Website and app data records:
◆ ◆ ◆ ◆

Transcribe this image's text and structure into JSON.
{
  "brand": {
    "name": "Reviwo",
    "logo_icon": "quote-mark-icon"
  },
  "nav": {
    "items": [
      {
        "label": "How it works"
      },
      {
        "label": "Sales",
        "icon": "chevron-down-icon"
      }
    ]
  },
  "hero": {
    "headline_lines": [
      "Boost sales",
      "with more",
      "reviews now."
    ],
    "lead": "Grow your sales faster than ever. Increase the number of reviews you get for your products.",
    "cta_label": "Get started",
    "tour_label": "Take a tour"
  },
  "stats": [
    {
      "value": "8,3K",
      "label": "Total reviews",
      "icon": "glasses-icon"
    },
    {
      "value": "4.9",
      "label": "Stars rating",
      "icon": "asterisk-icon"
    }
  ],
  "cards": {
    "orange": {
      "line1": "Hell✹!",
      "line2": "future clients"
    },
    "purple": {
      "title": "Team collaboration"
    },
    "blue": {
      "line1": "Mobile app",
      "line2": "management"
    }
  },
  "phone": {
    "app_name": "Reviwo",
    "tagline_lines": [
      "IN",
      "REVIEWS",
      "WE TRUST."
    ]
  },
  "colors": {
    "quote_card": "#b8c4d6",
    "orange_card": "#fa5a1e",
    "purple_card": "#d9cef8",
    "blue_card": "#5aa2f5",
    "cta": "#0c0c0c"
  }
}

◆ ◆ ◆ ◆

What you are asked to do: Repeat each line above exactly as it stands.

Result of this exercise:
Transcribe this image's text and structure into JSON.
{
  "brand": {
    "name": "Reviwo",
    "logo_icon": "quote-mark-icon"
  },
  "nav": {
    "items": [
      {
        "label": "How it works"
      },
      {
        "label": "Sales",
        "icon": "chevron-down-icon"
      }
    ]
  },
  "hero": {
    "headline_lines": [
      "Boost sales",
      "with more",
      "reviews now."
    ],
    "lead": "Grow your sales faster than ever. Increase the number of reviews you get for your products.",
    "cta_label": "Get started",
    "tour_label": "Take a tour"
  },
  "stats": [
    {
      "value": "8,3K",
      "label": "Total reviews",
      "icon": "glasses-icon"
    },
    {
      "value": "4.9",
      "label": "Stars rating",
      "icon": "asterisk-icon"
    }
  ],
  "cards": {
    "orange": {
      "line1": "Hell✹!",
      "line2": "future clients"
    },
    "purple": {
      "title": "Team collaboration"
    },
    "blue": {
      "line1": "Mobile app",
      "line2": "management"
    }
  },
  "phone": {
    "app_name": "Reviwo",
    "tagline_lines": [
      "IN",
      "REVIEWS",
      "WE TRUST."
    ]
  },
  "colors": {
    "quote_card": "#b8c4d6",
    "orange_card": "#fa5a1e",
    "purple_card": "#d9cef8",
    "blue_card": "#5aa2f5",
    "cta": "#0c0c0c"
  }
}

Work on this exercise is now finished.